--- Dataset extract ---
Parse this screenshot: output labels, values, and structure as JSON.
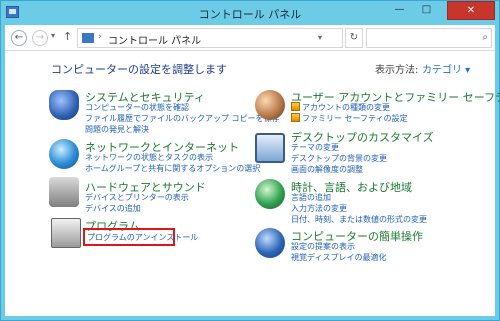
{
  "window": {
    "title": "コントロール パネル"
  },
  "titlebar": {
    "minimize": "—",
    "maximize": "□",
    "close": "✕"
  },
  "address_bar": {
    "path": "コントロール パネル"
  },
  "page": {
    "heading": "コンピューターの設定を調整します",
    "view_by_label": "表示方法:",
    "view_by_value": "カテゴリ ▾"
  },
  "categories": {
    "system_security": {
      "title": "システムとセキュリティ",
      "links": [
        "コンピューターの状態を確認",
        "ファイル履歴でファイルのバックアップ コピーを保存",
        "問題の発見と解決"
      ]
    },
    "network": {
      "title": "ネットワークとインターネット",
      "links": [
        "ネットワークの状態とタスクの表示",
        "ホームグループと共有に関するオプションの選択"
      ]
    },
    "hardware": {
      "title": "ハードウェアとサウンド",
      "links": [
        "デバイスとプリンターの表示",
        "デバイスの追加"
      ]
    },
    "programs": {
      "title": "プログラム",
      "links": [
        "プログラムのアンインストール"
      ]
    },
    "user_accounts": {
      "title": "ユーザー アカウントとファミリー セーフティ",
      "links": [
        "アカウントの種類の変更",
        "ファミリー セーフティの設定"
      ]
    },
    "appearance": {
      "title": "デスクトップのカスタマイズ",
      "links": [
        "テーマの変更",
        "デスクトップの背景の変更",
        "画面の解像度の調整"
      ]
    },
    "clock_region": {
      "title": "時計、言語、および地域",
      "links": [
        "言語の追加",
        "入力方法の変更",
        "日付、時刻、または数値の形式の変更"
      ]
    },
    "ease_of_access": {
      "title": "コンピューターの簡単操作",
      "links": [
        "設定の提案の表示",
        "視覚ディスプレイの最適化"
      ]
    }
  },
  "annotation": {
    "highlight_color": "#e01616"
  }
}
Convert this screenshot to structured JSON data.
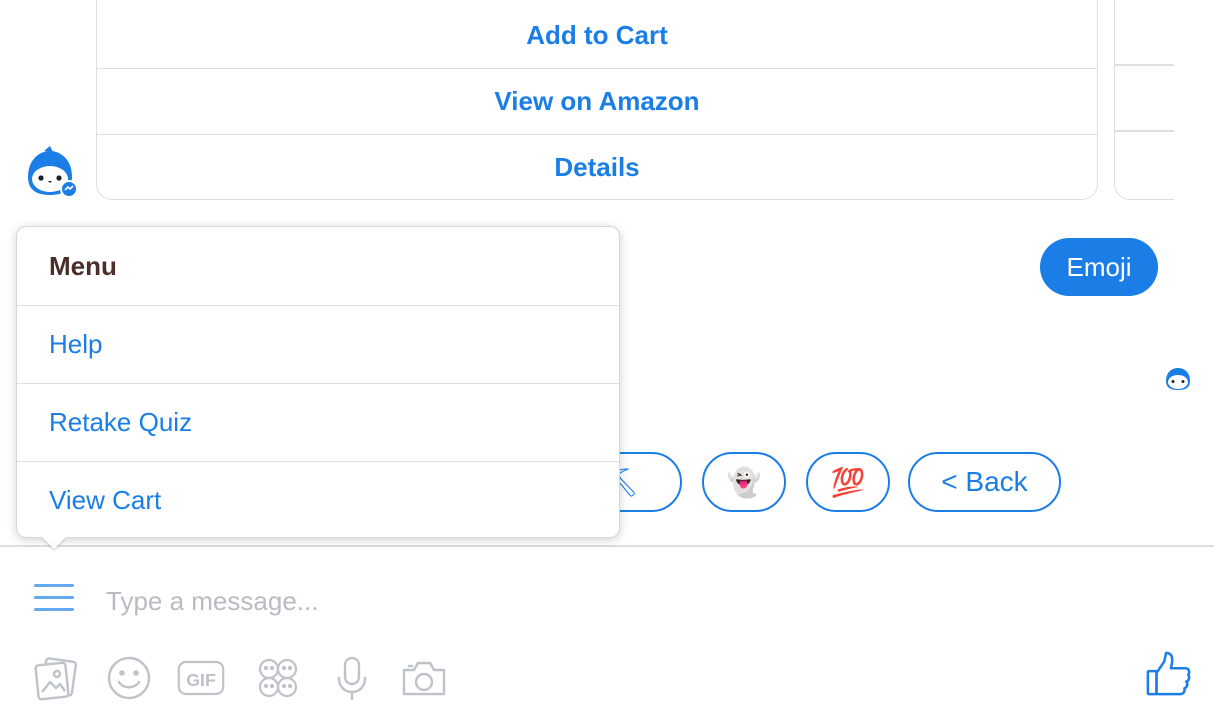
{
  "card": {
    "buttons": [
      "Add to Cart",
      "View on Amazon",
      "Details"
    ]
  },
  "messages": {
    "user_bubble": "Emoji"
  },
  "quick_replies": [
    "⛏",
    "👻",
    "💯",
    "< Back"
  ],
  "menu": {
    "title": "Menu",
    "items": [
      "Help",
      "Retake Quiz",
      "View Cart"
    ]
  },
  "composer": {
    "placeholder": "Type a message...",
    "tools": [
      "image-icon",
      "emoji-icon",
      "gif-icon",
      "stickers-icon",
      "microphone-icon",
      "camera-icon"
    ],
    "gif_label": "GIF",
    "like_icon": "thumbs-up-icon"
  },
  "colors": {
    "accent": "#1a7ee6",
    "menu_title": "#4b2e2a",
    "border": "#dddfe2",
    "icon_gray": "#bec2c9"
  }
}
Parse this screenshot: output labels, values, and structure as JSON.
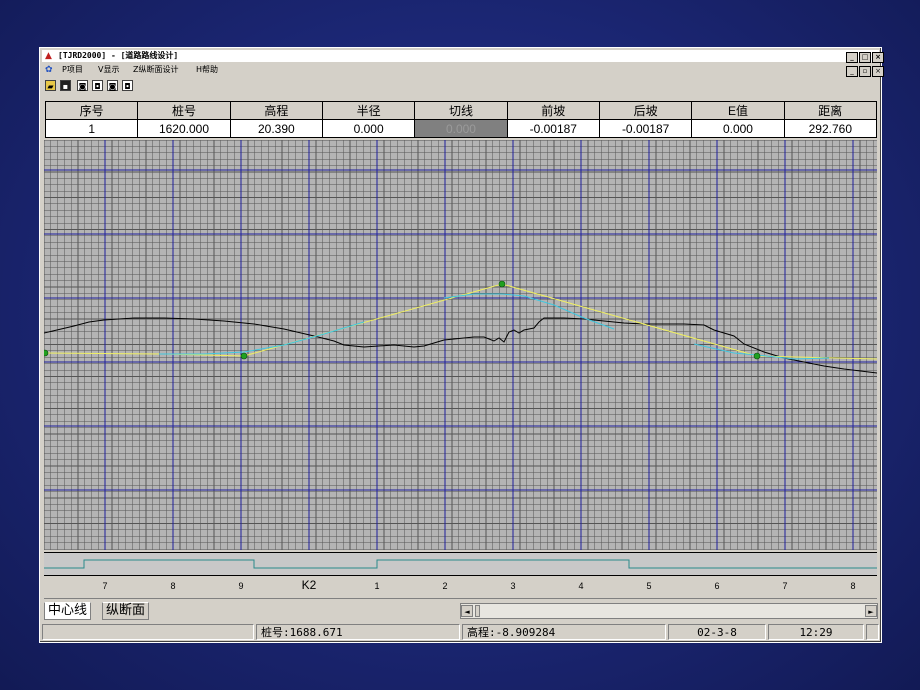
{
  "window": {
    "title": "[TJRD2000] - [道路路线设计]",
    "caption_buttons": [
      "_",
      "□",
      "×"
    ],
    "mdi_buttons": [
      "_",
      "▫",
      "×"
    ]
  },
  "menu": {
    "items": [
      "P项目",
      "V显示",
      "Z纵断面设计",
      "H帮助"
    ]
  },
  "toolbar": {
    "buttons": [
      "open-icon",
      "save-icon",
      "zoom-in-icon",
      "zoom-out-icon",
      "zoom-window-icon",
      "zoom-all-icon"
    ]
  },
  "table": {
    "headers": [
      "序号",
      "桩号",
      "高程",
      "半径",
      "切线",
      "前坡",
      "后坡",
      "E值",
      "距离"
    ],
    "row": [
      "1",
      "1620.000",
      "20.390",
      "0.000",
      "0.000",
      "-0.00187",
      "-0.00187",
      "0.000",
      "292.760"
    ]
  },
  "profile": {
    "grid_minor_color": "#555555",
    "grid_major_color": "#1e1e9c",
    "background": "#b4b4b4",
    "ground_line_color": "#000000",
    "design_line_color": "#f0f060",
    "vertical_curve_color": "#40c8e0",
    "pvi_point_color": "#20a020"
  },
  "ruler": {
    "labels": [
      "7",
      "8",
      "9",
      "K2",
      "1",
      "2",
      "3",
      "4",
      "5",
      "6",
      "7",
      "8"
    ]
  },
  "tabs": [
    "中心线",
    "纵断面"
  ],
  "status": {
    "empty": "",
    "station": "桩号:1688.671",
    "elevation": "高程:-8.909284",
    "date": "02-3-8",
    "time": "12:29"
  }
}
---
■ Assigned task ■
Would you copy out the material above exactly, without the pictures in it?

■ Solved problem ■
Parse this screenshot: output labels, values, and structure as JSON.
{
  "window": {
    "title": "コントロール パネル"
  },
  "titlebar": {
    "minimize": "—",
    "maximize": "□",
    "close": "✕"
  },
  "address_bar": {
    "path": "コントロール パネル"
  },
  "page": {
    "heading": "コンピューターの設定を調整します",
    "view_by_label": "表示方法:",
    "view_by_value": "カテゴリ ▾"
  },
  "categories": {
    "system_security": {
      "title": "システムとセキュリティ",
      "links": [
        "コンピューターの状態を確認",
        "ファイル履歴でファイルのバックアップ コピーを保存",
        "問題の発見と解決"
      ]
    },
    "network": {
      "title": "ネットワークとインターネット",
      "links": [
        "ネットワークの状態とタスクの表示",
        "ホームグループと共有に関するオプションの選択"
      ]
    },
    "hardware": {
      "title": "ハードウェアとサウンド",
      "links": [
        "デバイスとプリンターの表示",
        "デバイスの追加"
      ]
    },
    "programs": {
      "title": "プログラム",
      "links": [
        "プログラムのアンインストール"
      ]
    },
    "user_accounts": {
      "title": "ユーザー アカウントとファミリー セーフティ",
      "links": [
        "アカウントの種類の変更",
        "ファミリー セーフティの設定"
      ]
    },
    "appearance": {
      "title": "デスクトップのカスタマイズ",
      "links": [
        "テーマの変更",
        "デスクトップの背景の変更",
        "画面の解像度の調整"
      ]
    },
    "clock_region": {
      "title": "時計、言語、および地域",
      "links": [
        "言語の追加",
        "入力方法の変更",
        "日付、時刻、または数値の形式の変更"
      ]
    },
    "ease_of_access": {
      "title": "コンピューターの簡単操作",
      "links": [
        "設定の提案の表示",
        "視覚ディスプレイの最適化"
      ]
    }
  },
  "annotation": {
    "highlight_color": "#e01616"
  }
}
Convert this screenshot to structured JSON data.
{
  "card": {
    "buttons": [
      "Add to Cart",
      "View on Amazon",
      "Details"
    ]
  },
  "messages": {
    "user_bubble": "Emoji"
  },
  "quick_replies": [
    "⛏",
    "👻",
    "💯",
    "< Back"
  ],
  "menu": {
    "title": "Menu",
    "items": [
      "Help",
      "Retake Quiz",
      "View Cart"
    ]
  },
  "composer": {
    "placeholder": "Type a message...",
    "tools": [
      "image-icon",
      "emoji-icon",
      "gif-icon",
      "stickers-icon",
      "microphone-icon",
      "camera-icon"
    ],
    "gif_label": "GIF",
    "like_icon": "thumbs-up-icon"
  },
  "colors": {
    "accent": "#1a7ee6",
    "menu_title": "#4b2e2a",
    "border": "#dddfe2",
    "icon_gray": "#bec2c9"
  }
}
Parse this screenshot: output labels, values, and structure as JSON.
{
  "window": {
    "title": "[TJRD2000] - [道路路线设计]",
    "caption_buttons": [
      "_",
      "□",
      "×"
    ],
    "mdi_buttons": [
      "_",
      "▫",
      "×"
    ]
  },
  "menu": {
    "items": [
      "P项目",
      "V显示",
      "Z纵断面设计",
      "H帮助"
    ]
  },
  "toolbar": {
    "buttons": [
      "open-icon",
      "save-icon",
      "zoom-in-icon",
      "zoom-out-icon",
      "zoom-window-icon",
      "zoom-all-icon"
    ]
  },
  "table": {
    "headers": [
      "序号",
      "桩号",
      "高程",
      "半径",
      "切线",
      "前坡",
      "后坡",
      "E值",
      "距离"
    ],
    "row": [
      "1",
      "1620.000",
      "20.390",
      "0.000",
      "0.000",
      "-0.00187",
      "-0.00187",
      "0.000",
      "292.760"
    ]
  },
  "profile": {
    "grid_minor_color": "#555555",
    "grid_major_color": "#1e1e9c",
    "background": "#b4b4b4",
    "ground_line_color": "#000000",
    "design_line_color": "#f0f060",
    "vertical_curve_color": "#40c8e0",
    "pvi_point_color": "#20a020"
  },
  "ruler": {
    "labels": [
      "7",
      "8",
      "9",
      "K2",
      "1",
      "2",
      "3",
      "4",
      "5",
      "6",
      "7",
      "8"
    ]
  },
  "tabs": [
    "中心线",
    "纵断面"
  ],
  "status": {
    "empty": "",
    "station": "桩号:1688.671",
    "elevation": "高程:-8.909284",
    "date": "02-3-8",
    "time": "12:29"
  }
}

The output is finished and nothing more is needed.